Gandhi's purpose was to fight for the freedom of India from Great Britain using non-violence. He also wanted to advance the idea of satyagraha, or passive resistance, to help oppressed people. He also believed in peace and cooperation between people of different religions and advocated the fair treatment of untouchables in India. Born in India in 1869, He became converted to the idea of using non-violence to fight racial oppression when he lived in South Africa. In 1906, the government of Transvaal required Indian people to register, and, in response, Gandhi led an eight-year campaign of civil disobedience.
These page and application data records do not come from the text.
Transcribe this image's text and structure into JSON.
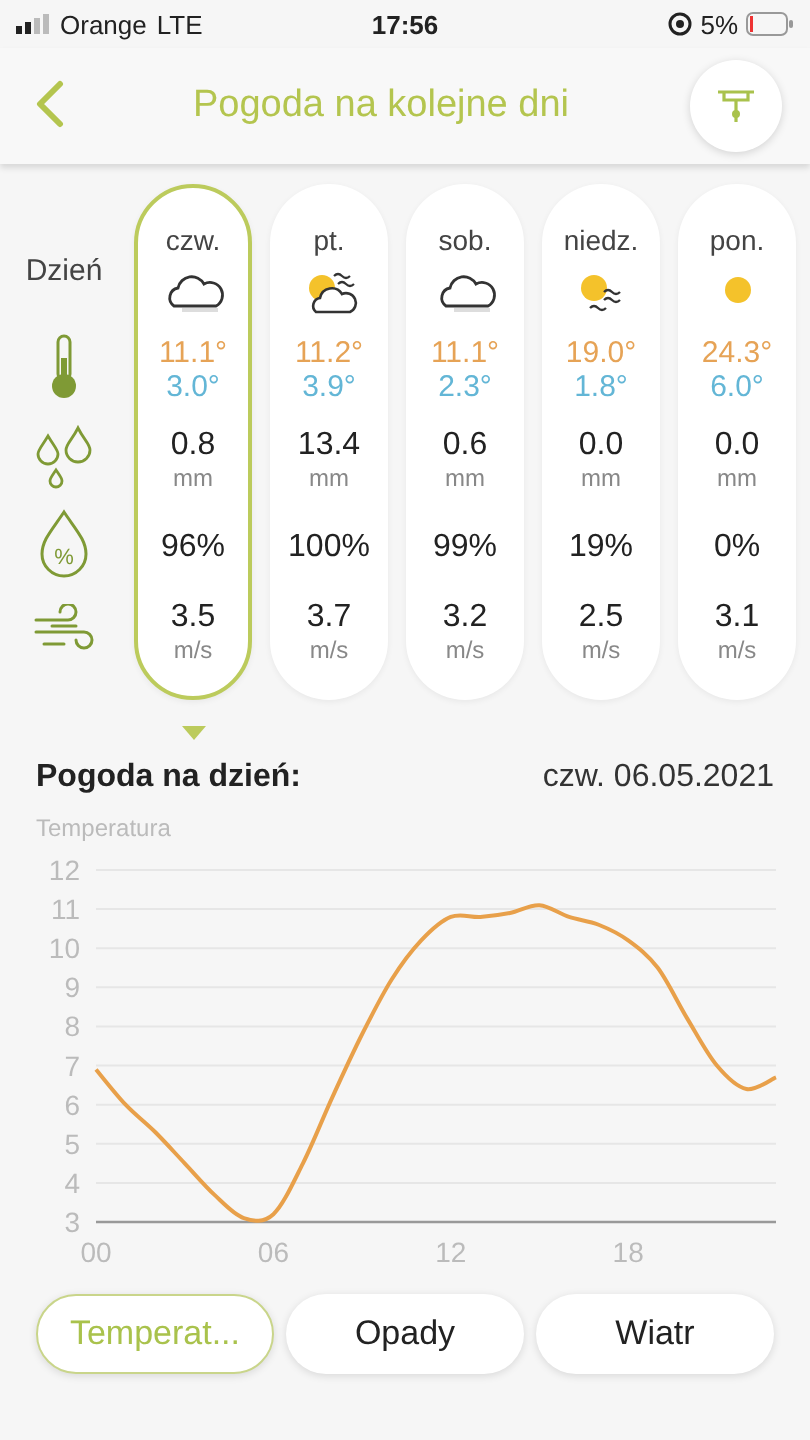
{
  "status_bar": {
    "carrier": "Orange",
    "network": "LTE",
    "time": "17:56",
    "battery": "5%"
  },
  "header": {
    "title": "Pogoda na kolejne dni"
  },
  "row_label": "Dzień",
  "humidity_symbol": "%",
  "days": [
    {
      "day": "czw.",
      "kind": "cloudy",
      "high": "11.1°",
      "low": "3.0°",
      "precipitation": "0.8",
      "precipitation_unit": "mm",
      "humidity": "96%",
      "wind": "3.5",
      "wind_unit": "m/s",
      "selected": true
    },
    {
      "day": "pt.",
      "kind": "sun_cloud_wind",
      "high": "11.2°",
      "low": "3.9°",
      "precipitation": "13.4",
      "precipitation_unit": "mm",
      "humidity": "100%",
      "wind": "3.7",
      "wind_unit": "m/s",
      "selected": false
    },
    {
      "day": "sob.",
      "kind": "cloudy",
      "high": "11.1°",
      "low": "2.3°",
      "precipitation": "0.6",
      "precipitation_unit": "mm",
      "humidity": "99%",
      "wind": "3.2",
      "wind_unit": "m/s",
      "selected": false
    },
    {
      "day": "niedz.",
      "kind": "sun_wind",
      "high": "19.0°",
      "low": "1.8°",
      "precipitation": "0.0",
      "precipitation_unit": "mm",
      "humidity": "19%",
      "wind": "2.5",
      "wind_unit": "m/s",
      "selected": false
    },
    {
      "day": "pon.",
      "kind": "sun",
      "high": "24.3°",
      "low": "6.0°",
      "precipitation": "0.0",
      "precipitation_unit": "mm",
      "humidity": "0%",
      "wind": "3.1",
      "wind_unit": "m/s",
      "selected": false
    }
  ],
  "detail": {
    "title": "Pogoda na dzień:",
    "date": "czw. 06.05.2021",
    "chart_data": {
      "type": "line",
      "grid": true,
      "x": [
        0,
        1,
        2,
        3,
        4,
        5,
        6,
        7,
        8,
        9,
        10,
        11,
        12,
        13,
        14,
        15,
        16,
        17,
        18,
        19,
        20,
        21,
        22,
        23
      ],
      "series": [
        {
          "name": "Temperatura",
          "color": "#e8a04a",
          "values": [
            6.9,
            6.0,
            5.3,
            4.5,
            3.7,
            3.1,
            3.2,
            4.5,
            6.2,
            7.8,
            9.2,
            10.2,
            10.8,
            10.8,
            10.9,
            11.1,
            10.8,
            10.6,
            10.2,
            9.5,
            8.2,
            7.0,
            6.4,
            6.7
          ]
        }
      ],
      "xlim": [
        0,
        23
      ],
      "ylim": [
        3,
        12
      ],
      "xticks": [
        {
          "value": 0,
          "label": "00"
        },
        {
          "value": 6,
          "label": "06"
        },
        {
          "value": 12,
          "label": "12"
        },
        {
          "value": 18,
          "label": "18"
        }
      ],
      "yticks": [
        3,
        4,
        5,
        6,
        7,
        8,
        9,
        10,
        11,
        12
      ]
    }
  },
  "tabs": [
    {
      "label": "Temperat...",
      "selected": true
    },
    {
      "label": "Opady",
      "selected": false
    },
    {
      "label": "Wiatr",
      "selected": false
    }
  ]
}
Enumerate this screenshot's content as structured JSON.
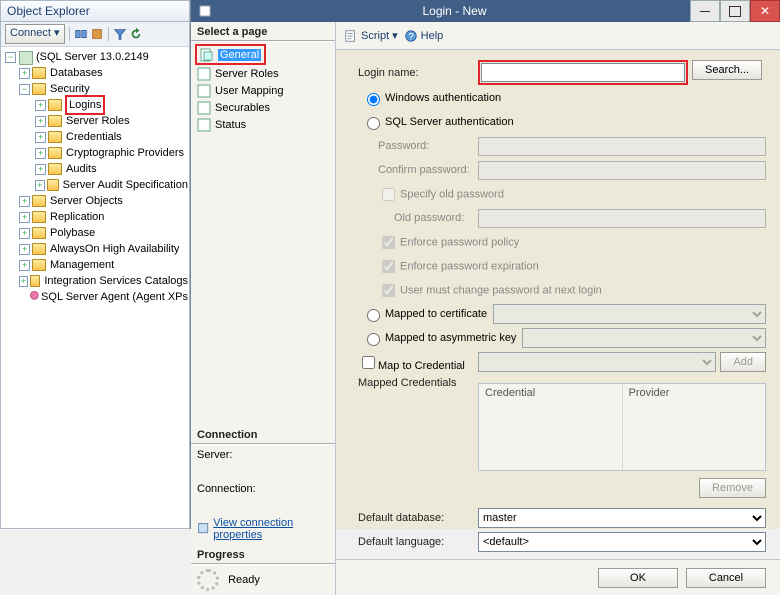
{
  "explorer": {
    "title": "Object Explorer",
    "connect_label": "Connect",
    "root": "(SQL Server 13.0.2149",
    "nodes": {
      "databases": "Databases",
      "security": "Security",
      "logins": "Logins",
      "server_roles": "Server Roles",
      "credentials": "Credentials",
      "crypto": "Cryptographic Providers",
      "audits": "Audits",
      "audit_spec": "Server Audit Specification",
      "server_objects": "Server Objects",
      "replication": "Replication",
      "polybase": "Polybase",
      "alwayson": "AlwaysOn High Availability",
      "management": "Management",
      "is_catalogs": "Integration Services Catalogs",
      "agent": "SQL Server Agent (Agent XPs"
    }
  },
  "dialog": {
    "title": "Login - New",
    "pages_header": "Select a page",
    "pages": {
      "general": "General",
      "server_roles": "Server Roles",
      "user_mapping": "User Mapping",
      "securables": "Securables",
      "status": "Status"
    },
    "connection_header": "Connection",
    "server_label": "Server:",
    "connection_label": "Connection:",
    "view_props": "View connection properties",
    "progress_header": "Progress",
    "progress_status": "Ready",
    "toolbar": {
      "script": "Script",
      "help": "Help"
    },
    "form": {
      "login_name": "Login name:",
      "login_value": "",
      "search": "Search...",
      "win_auth": "Windows authentication",
      "sql_auth": "SQL Server authentication",
      "password": "Password:",
      "confirm": "Confirm password:",
      "specify_old": "Specify old password",
      "old_password": "Old password:",
      "enforce_policy": "Enforce password policy",
      "enforce_expire": "Enforce password expiration",
      "must_change": "User must change password at next login",
      "mapped_cert": "Mapped to certificate",
      "mapped_asym": "Mapped to asymmetric key",
      "map_cred": "Map to Credential",
      "add": "Add",
      "mapped_creds": "Mapped Credentials",
      "cred_col": "Credential",
      "prov_col": "Provider",
      "remove": "Remove",
      "def_db": "Default database:",
      "def_db_value": "master",
      "def_lang": "Default language:",
      "def_lang_value": "<default>",
      "ok": "OK",
      "cancel": "Cancel"
    }
  }
}
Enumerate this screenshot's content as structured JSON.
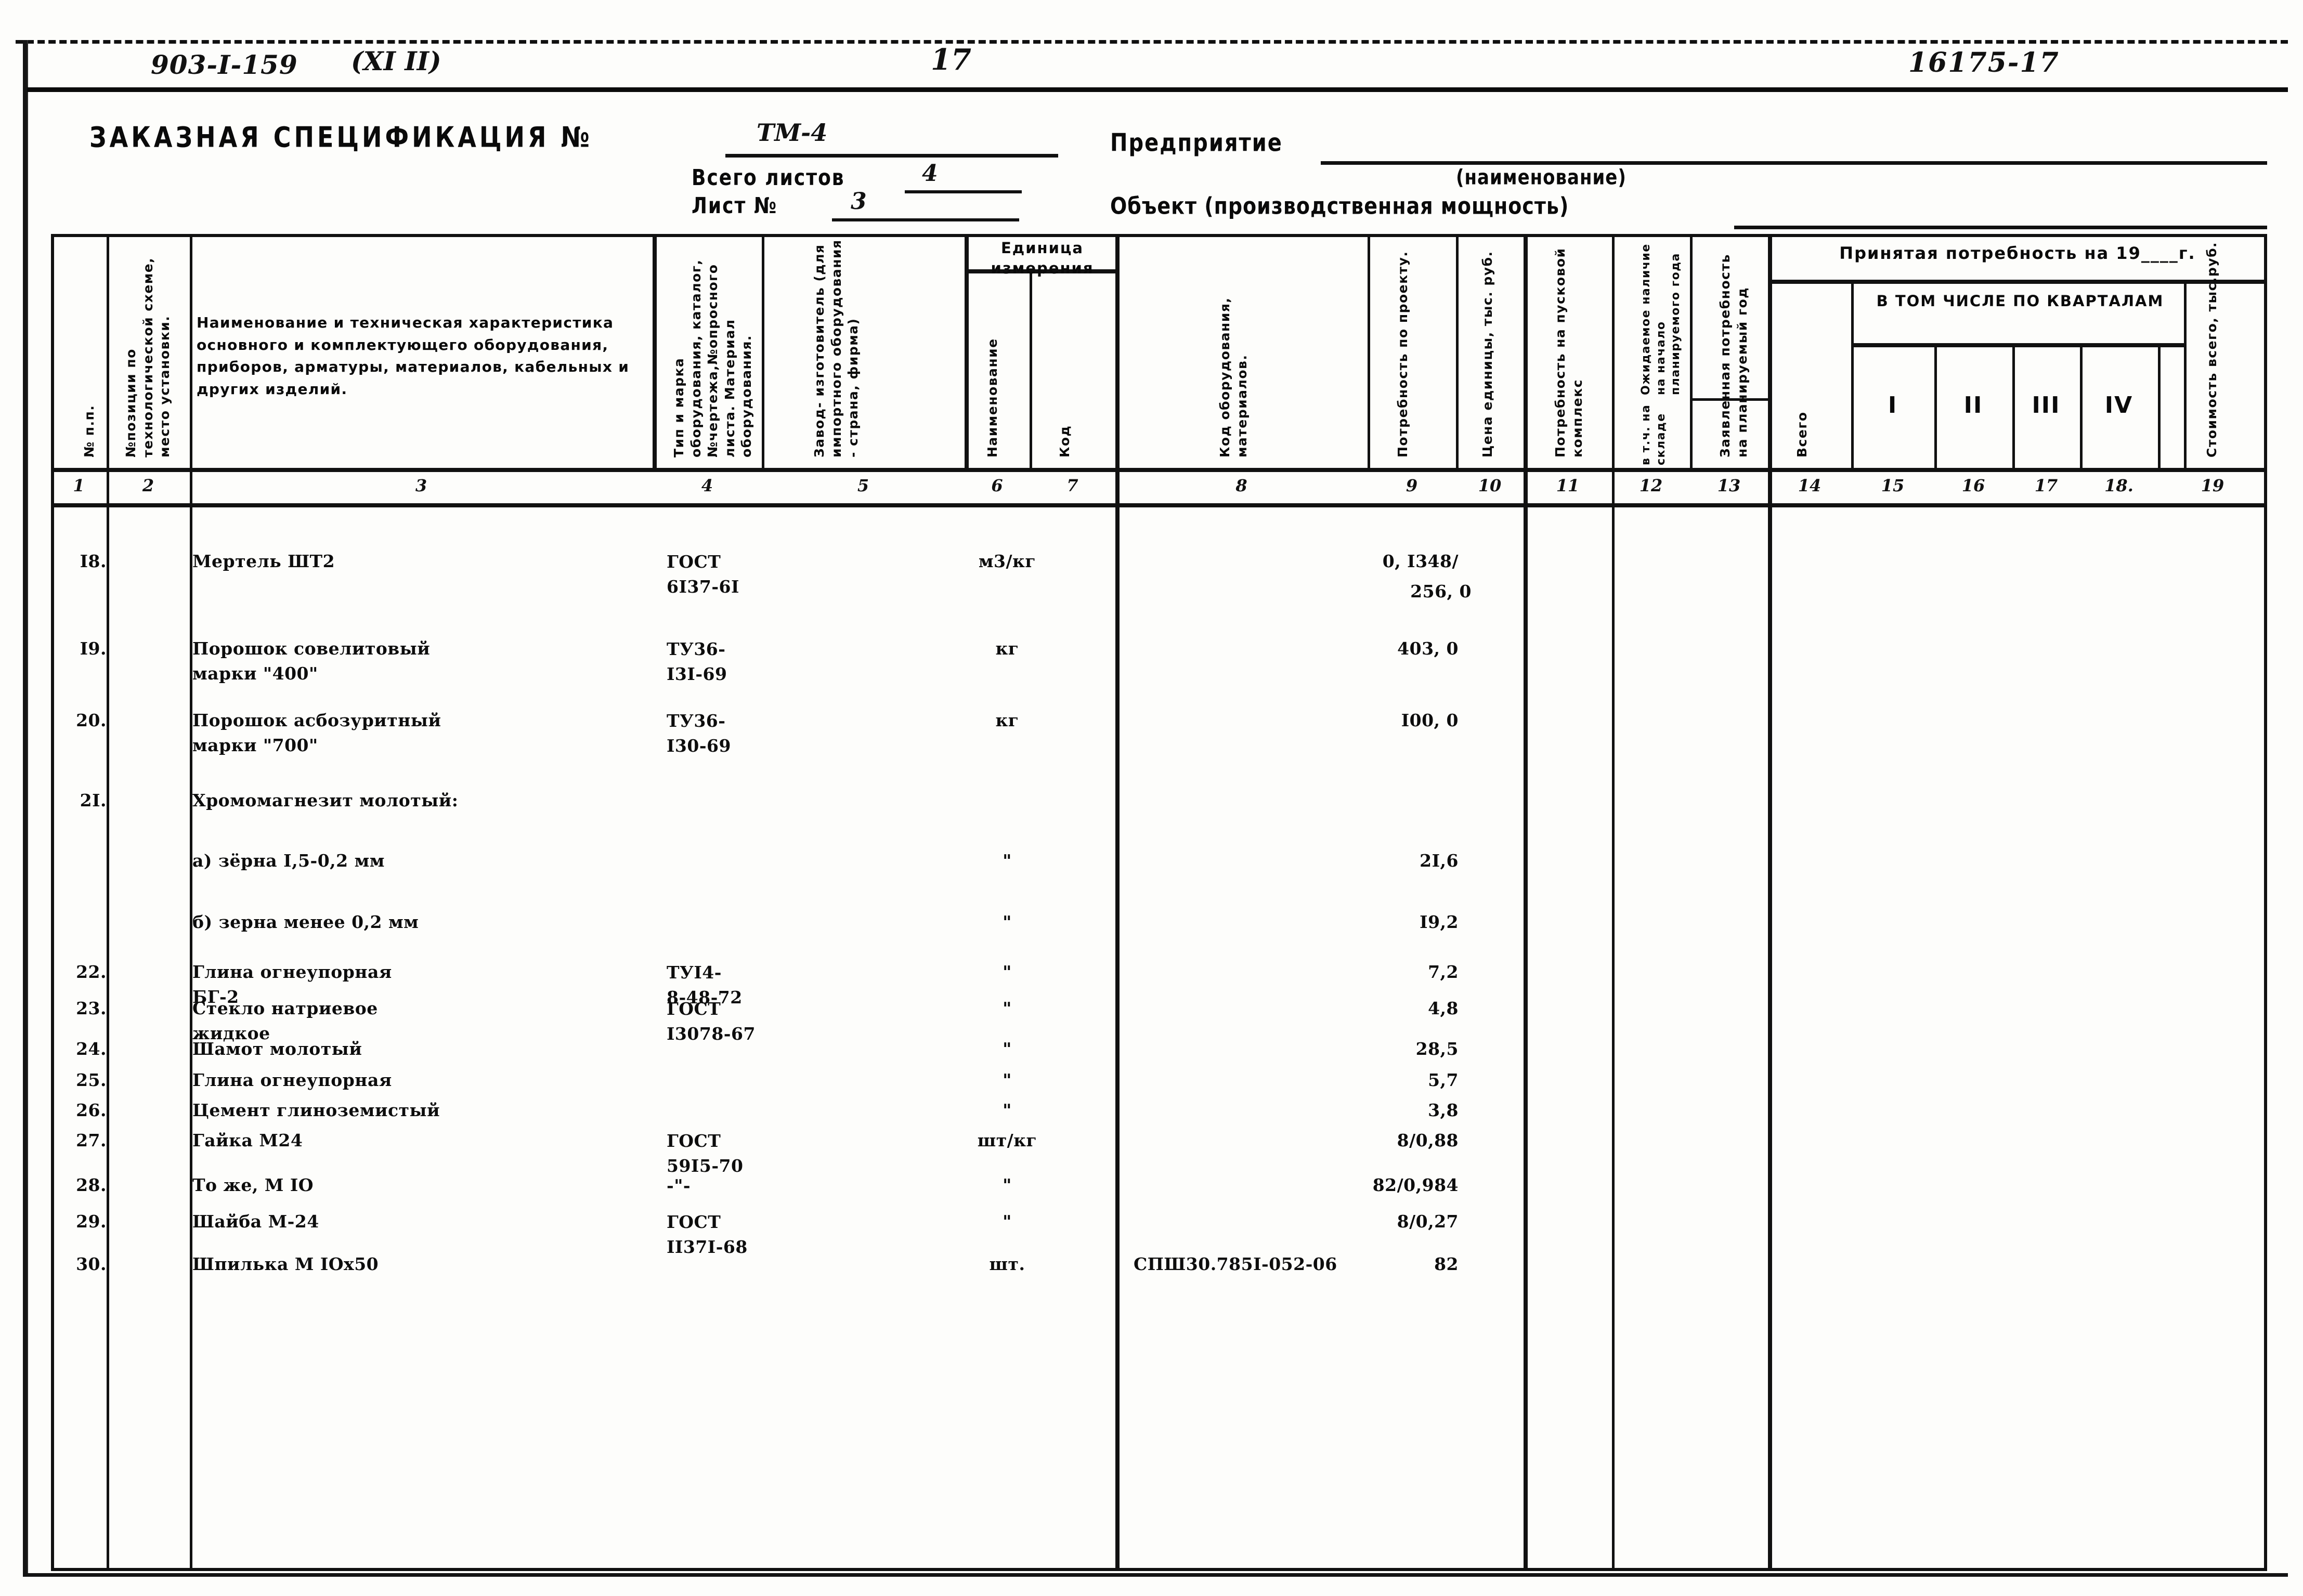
{
  "sheet": {
    "doc_number": "903-I-159",
    "doc_paren": "(XI II)",
    "page_number": "17",
    "archive_number": "16175-17"
  },
  "title": {
    "main": "ЗАКАЗНАЯ СПЕЦИФИКАЦИЯ №",
    "spec_number": "ТМ-4",
    "total_sheets_label": "Всего листов",
    "total_sheets_value": "4",
    "sheet_label": "Лист №",
    "sheet_value": "3",
    "enterprise_label": "Предприятие",
    "enterprise_sub": "(наименование)",
    "object_label": "Объект (производственная мощность)"
  },
  "columns": {
    "c1": "№ п.п.",
    "c2": "№позиции по технологической схеме, место установки.",
    "c3": "Наименование и техническая характеристика основного и комплектующего оборудования, приборов, арматуры, материалов, кабельных и других изделий.",
    "c4": "Тип и марка оборудования, каталог, №чертежа,№опросного листа. Материал оборудования.",
    "c5": "Завод- изготовитель (для импортного оборудования - страна, фирма)",
    "unit_group": "Единица измерения",
    "c6": "Наименование",
    "c7": "Код",
    "c8": "Код оборудования, материалов.",
    "c9": "Потребность по проекту.",
    "c10": "Цена единицы, тыс. руб.",
    "c11": "Потребность на пусковой комплекс",
    "c12": "Ожидаемое наличие на начало планируемого года",
    "c12b": "в т.ч. на складе",
    "c13": "Заявленная потребность на планируемый год",
    "accepted_group": "Принятая потребность на 19____г.",
    "quarters_group": "В ТОМ ЧИСЛЕ ПО КВАРТАЛАМ",
    "c14": "Всего",
    "c15": "I",
    "c16": "II",
    "c17": "III",
    "c18": "IV",
    "c19": "Стоимость всего, тыс.руб.",
    "numbers": [
      "1",
      "2",
      "3",
      "4",
      "5",
      "6",
      "7",
      "8",
      "9",
      "10",
      "11",
      "12",
      "13",
      "14",
      "15",
      "16",
      "17",
      "18.",
      "19"
    ]
  },
  "rows": [
    {
      "no": "I8.",
      "name": "Мертель ШТ2",
      "std1": "ГОСТ",
      "std2": "6I37-6I",
      "unit": "м3/кг",
      "code": "",
      "qty": "0, I348/",
      "qty2": "256, 0"
    },
    {
      "no": "I9.",
      "name": "Порошок совелитовый",
      "name2": "марки \"400\"",
      "std1": "ТУ36-",
      "std2": "I3I-69",
      "unit": "кг",
      "code": "",
      "qty": "403, 0",
      "qty2": ""
    },
    {
      "no": "20.",
      "name": "Порошок асбозуритный",
      "name2": "марки \"700\"",
      "std1": "ТУ36-",
      "std2": "I30-69",
      "unit": "кг",
      "code": "",
      "qty": "I00, 0",
      "qty2": ""
    },
    {
      "no": "2I.",
      "name": "Хромомагнезит молотый:",
      "std1": "",
      "std2": "",
      "unit": "",
      "code": "",
      "qty": "",
      "qty2": ""
    },
    {
      "no": "",
      "name": "а) зёрна I,5-0,2 мм",
      "std1": "",
      "std2": "",
      "unit": "\"",
      "code": "",
      "qty": "2I,6",
      "qty2": ""
    },
    {
      "no": "",
      "name": "б) зерна менее 0,2 мм",
      "std1": "",
      "std2": "",
      "unit": "\"",
      "code": "",
      "qty": "I9,2",
      "qty2": ""
    },
    {
      "no": "22.",
      "name": "Глина огнеупорная",
      "name2": "БГ-2",
      "std1": "ТУI4-",
      "std2": "8-48-72",
      "unit": "\"",
      "code": "",
      "qty": "7,2",
      "qty2": ""
    },
    {
      "no": "23.",
      "name": "Стекло натриевое",
      "name2": "жидкое",
      "std1": "ГОСТ",
      "std2": "I3078-67",
      "unit": "\"",
      "code": "",
      "qty": "4,8",
      "qty2": ""
    },
    {
      "no": "24.",
      "name": "Шамот молотый",
      "std1": "",
      "std2": "",
      "unit": "\"",
      "code": "",
      "qty": "28,5",
      "qty2": ""
    },
    {
      "no": "25.",
      "name": "Глина огнеупорная",
      "std1": "",
      "std2": "",
      "unit": "\"",
      "code": "",
      "qty": "5,7",
      "qty2": ""
    },
    {
      "no": "26.",
      "name": "Цемент глиноземистый",
      "std1": "",
      "std2": "",
      "unit": "\"",
      "code": "",
      "qty": "3,8",
      "qty2": ""
    },
    {
      "no": "27.",
      "name": "Гайка М24",
      "std1": "ГОСТ",
      "std2": "59I5-70",
      "unit": "шт/кг",
      "code": "",
      "qty": "8/0,88",
      "qty2": ""
    },
    {
      "no": "28.",
      "name": "То же, М IO",
      "std1": "-\"-",
      "std2": "",
      "unit": "\"",
      "code": "",
      "qty": "82/0,984",
      "qty2": ""
    },
    {
      "no": "29.",
      "name": "Шайба М-24",
      "std1": "ГОСТ",
      "std2": "II37I-68",
      "unit": "\"",
      "code": "",
      "qty": "8/0,27",
      "qty2": ""
    },
    {
      "no": "30.",
      "name": "Шпилька М IOx50",
      "std1": "",
      "std2": "",
      "unit": "шт.",
      "code": "СПШ30.785I-052-06",
      "qty": "82",
      "qty2": ""
    }
  ]
}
When he returned to India in 1914, he used methods of non-violence to protest Britain's attempt to quell dissent during World War I. In his widening campaign for Indian home rule, he stressed economic independence and the weaving of homespun cloth so that Indian people did not need to rely on imported British goods. He also used hunger strikes to call attention to the plight of the untouchables in India. In 1947, Great Britain granted independence to India and Pakistan, which were partitioned into two nations. Gandhi hoped for the union of Hindus, who were intended to live in India, and Muslims, who were intended to live in Pakistan, and was against partition. In 1948, he was shot and killed by a Hindu extremist who did not support Gandhi's hopes for peace and cooperation with Muslims.